Easterner’s Future

Easterner is a fantastic vessel that brought about great recognition for Sail To Prevail, set precedents for things that had never been done before in disabled sailing, and helped us develop new programs to reach even more people with disabilities and illness. However, Easterner is also an expensive boat to operate for a small non-profit like Sail To Prevail. After storing Easterner in dry-dock in Maine for some time, our Board of Directors has agreed to sell Easterner to a new owner who will once again refurbish this classic America’s Cup yacht.
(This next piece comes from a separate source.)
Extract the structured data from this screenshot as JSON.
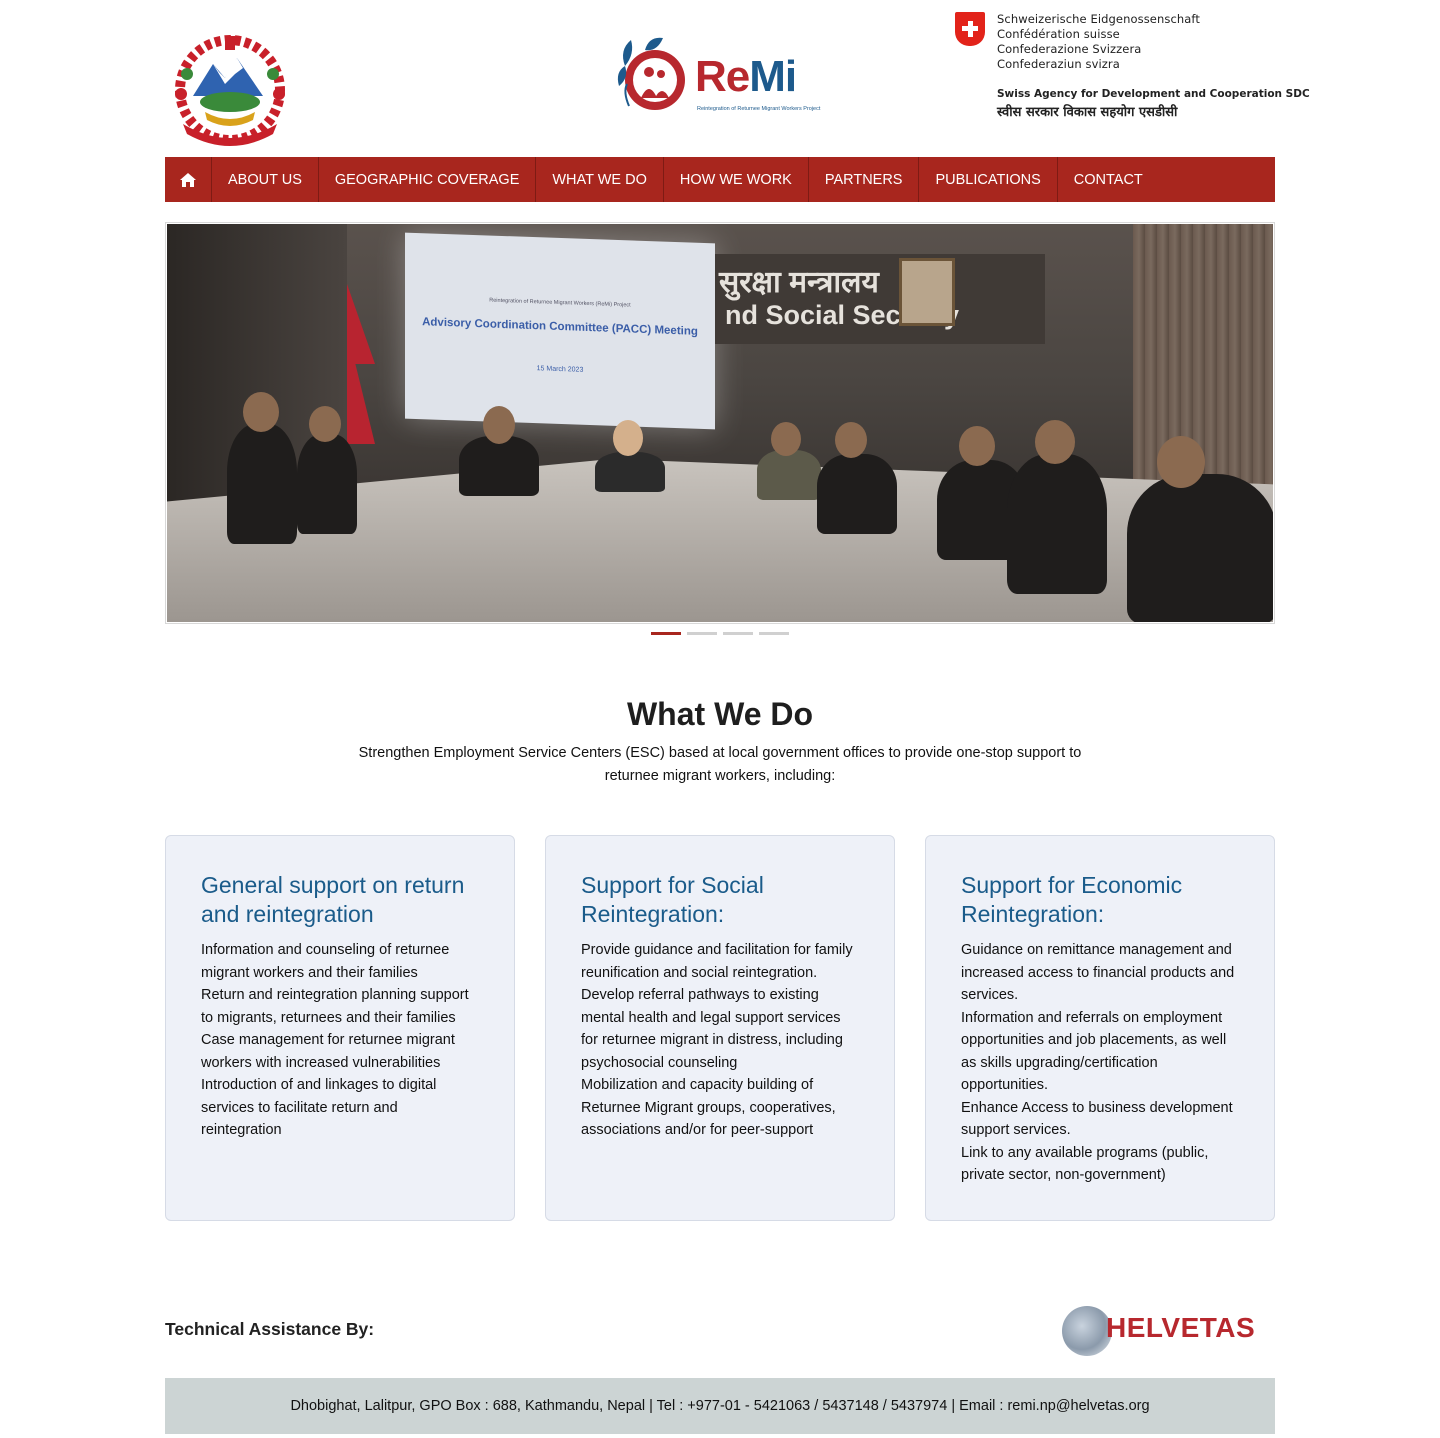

So look for her sleek lines and graceful sails in Newport Harbor in the future!

VIDEO: Click image for movie

Paul Callahan skipper aboard Easterner

VIDEO: Click image for movie

Paul Callahan skipper aboard Easterner

Paul Callahan, Sail To Prevail's Easterner skipper

Click thumbnail below for a slideshow of Easterner's 2009 season.


Click any thumbnail below to enlarge and open a slideshow below.

We acknowledge Key Contributions from:

Arthur Shlossman
Newport Shipyard
New England Boatworks
James Gretzky
Pershing Square Capital (Bill Ackman)
Jay Everson
Robert Castrignano
Richard Menschel
Harken USA
New England Ropes
Jamestown Distributors (Mike Mills)
Alexander Egan Foundation
World Strategy Group
Jack and Lyle Manning
Dan Stanton & The Boathouse,
     Edgartown, MA
Thomas and Mary Gilbane and family
George and Emilie Hinman
Peter Madden
Piper Quinn

Paul and Bonnie Weber
The Beachside Inn at Nantucket
     (Karen Keelan)
Tylaska Marine Hardware
West Marine (Newport, RI)
Carol Vernon
Nantucket Community Sailing
Nantucket Boat Basin
Autism Speaks Nantucket (Kim Horyn)
Bob and Suzanne Wright
Plum TV
Great Harbor Yacht Club
Camp Jabberwocky
Martha's Vineyard Boys and Girls Club
Edgartown Yacht Club
Team One Newport (Martha Parker)
Oliver Moore
Delamar Hotel
Jan Slee